This article is part of a series promoting the use of clean energy, in advance of Clean Energy Week in Cambodia and Inspire Asean – The Future of Energy in Phnom Penh on 7 November, 2018. Click here to register for the event

Are the BLS coins environmentally friendly to mine?
Yes, of course. We use Ethereum [blockchain], and Ethereum uses proof of stake that uses way less energy consumption [to mine than] Bitcoin. As you know, Bitcoin takes around 40 terawatt hours to operate. We don’t accept Bitcoins in the first place because we don’t think it’s very environmentally friendly. We try to stay in protocols that need less computational power.

Why is BitLumens important to countries like Myanmar and Indonesia?
I do anticipate a decentralised energy system in these types of regions where the power lines cannot reach small communities. In these regions, 1 kilometre of power lines costs around half a million dollars. If you need to run, let’s say, 100 kilometres of power lines until you reach a community of 2,000 users, there is no way that the utility company will do that. However, if you collect the data and tell them this is how much we generate, this is how much they consume and this is how much they pay, things are totally different and one would be able to find partnerships where one could place [solar home] mini-grids. 

Do you have future plans for expansion in other parts of Southeast Asia?
Yes, Indonesia is also an important market for us. We are looking at places like Nosatangara, this is at the southernmost part of Indonesia. There are thousands of people who are not connected to a grid, so we are looking at a place where we could actually place a pilot there… We have partnered with a really good organisation there and the UN was really good to set up all of these connections for us, so we are happy to be announcing that pretty soon… and then we will immediately start the deployment.

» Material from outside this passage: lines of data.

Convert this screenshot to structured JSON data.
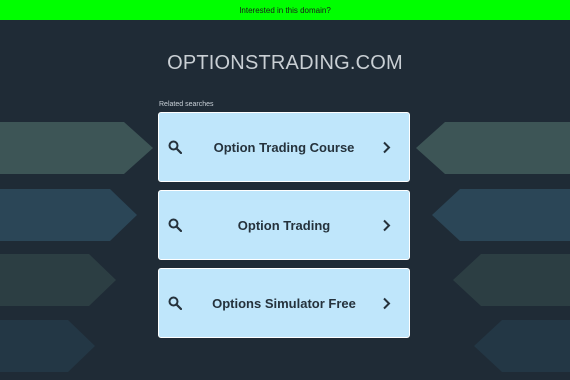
{
  "banner": {
    "text": "Interested in this domain?",
    "color": "#00ff00"
  },
  "domain": {
    "name": "OPTIONSTRADING.COM"
  },
  "related": {
    "label": "Related searches",
    "items": [
      {
        "label": "Option Trading Course",
        "icon": "search-icon",
        "chevron": "chevron-right-icon"
      },
      {
        "label": "Option Trading",
        "icon": "search-icon",
        "chevron": "chevron-right-icon"
      },
      {
        "label": "Options Simulator Free",
        "icon": "search-icon",
        "chevron": "chevron-right-icon"
      }
    ]
  },
  "colors": {
    "background": "#1f2b36",
    "card": "#bfe6fb",
    "card_border": "#ffffff",
    "arrow_teal": "#3e5657",
    "arrow_blue": "#2a4555"
  }
}
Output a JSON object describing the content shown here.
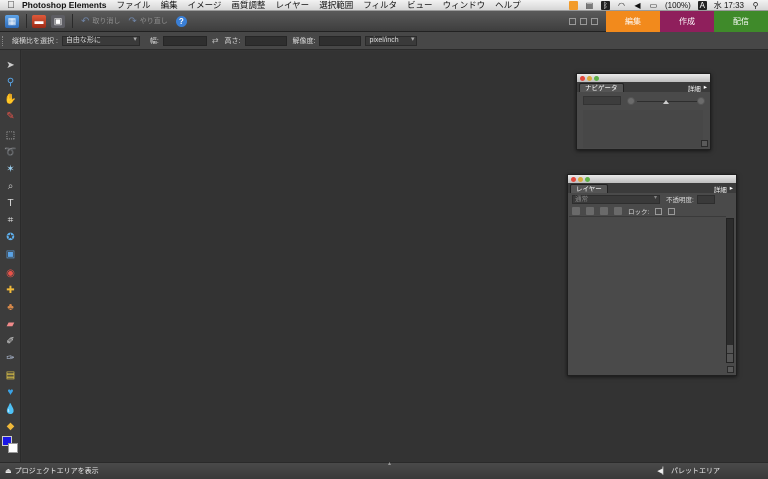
{
  "menubar": {
    "apple": "",
    "app_name": "Photoshop Elements",
    "items": [
      "ファイル",
      "編集",
      "イメージ",
      "画質調整",
      "レイヤー",
      "選択範囲",
      "フィルタ",
      "ビュー",
      "ウィンドウ",
      "ヘルプ"
    ],
    "battery": "(100%)",
    "input_mode": "A",
    "clock": "水 17:33"
  },
  "toolbar": {
    "undo_label": "取り消し",
    "redo_label": "やり直し",
    "help_label": "?",
    "modes": [
      {
        "label": "編集",
        "color": "#f28a1c"
      },
      {
        "label": "作成",
        "color": "#8f1f5c"
      },
      {
        "label": "配信",
        "color": "#3f8a2a"
      }
    ]
  },
  "options": {
    "ratio_label": "縦横比を選択 :",
    "ratio_value": "自由な形に",
    "width_label": "幅:",
    "height_label": "高さ:",
    "resolution_label": "解像度:",
    "unit_value": "pixel/inch"
  },
  "navigator": {
    "tab": "ナビゲータ",
    "more": "詳細"
  },
  "layers": {
    "tab": "レイヤー",
    "more": "詳細",
    "blend_mode": "通常",
    "opacity_label": "不透明度:",
    "lock_label": "ロック:"
  },
  "status": {
    "project_bin": "プロジェクトエリアを表示",
    "palette_bin": "パレットエリア"
  },
  "colors": {
    "foreground": "#1a16e6",
    "background": "#ffffff"
  }
}
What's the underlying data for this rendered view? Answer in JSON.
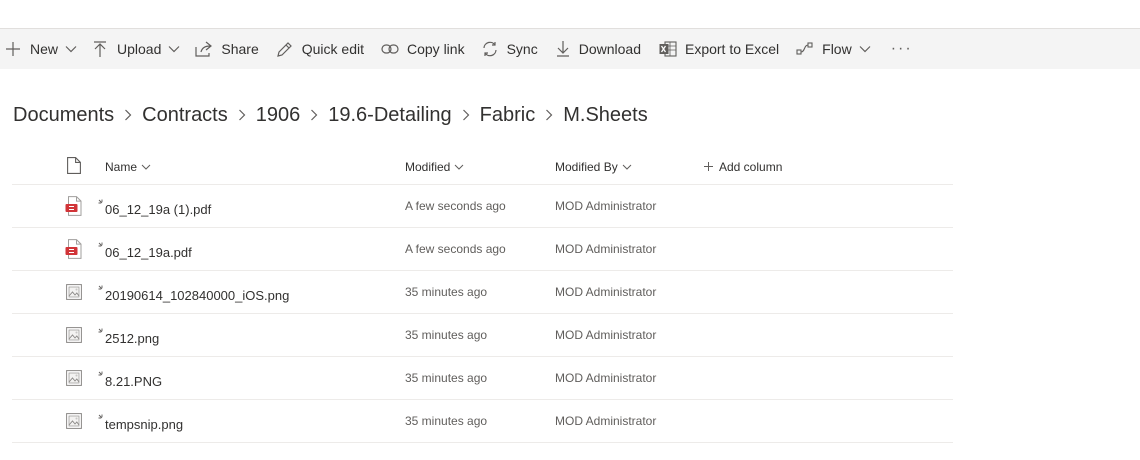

This article was published in the September 2018 edition of Southeast Asia Globe magazine. For full access, subscribe here.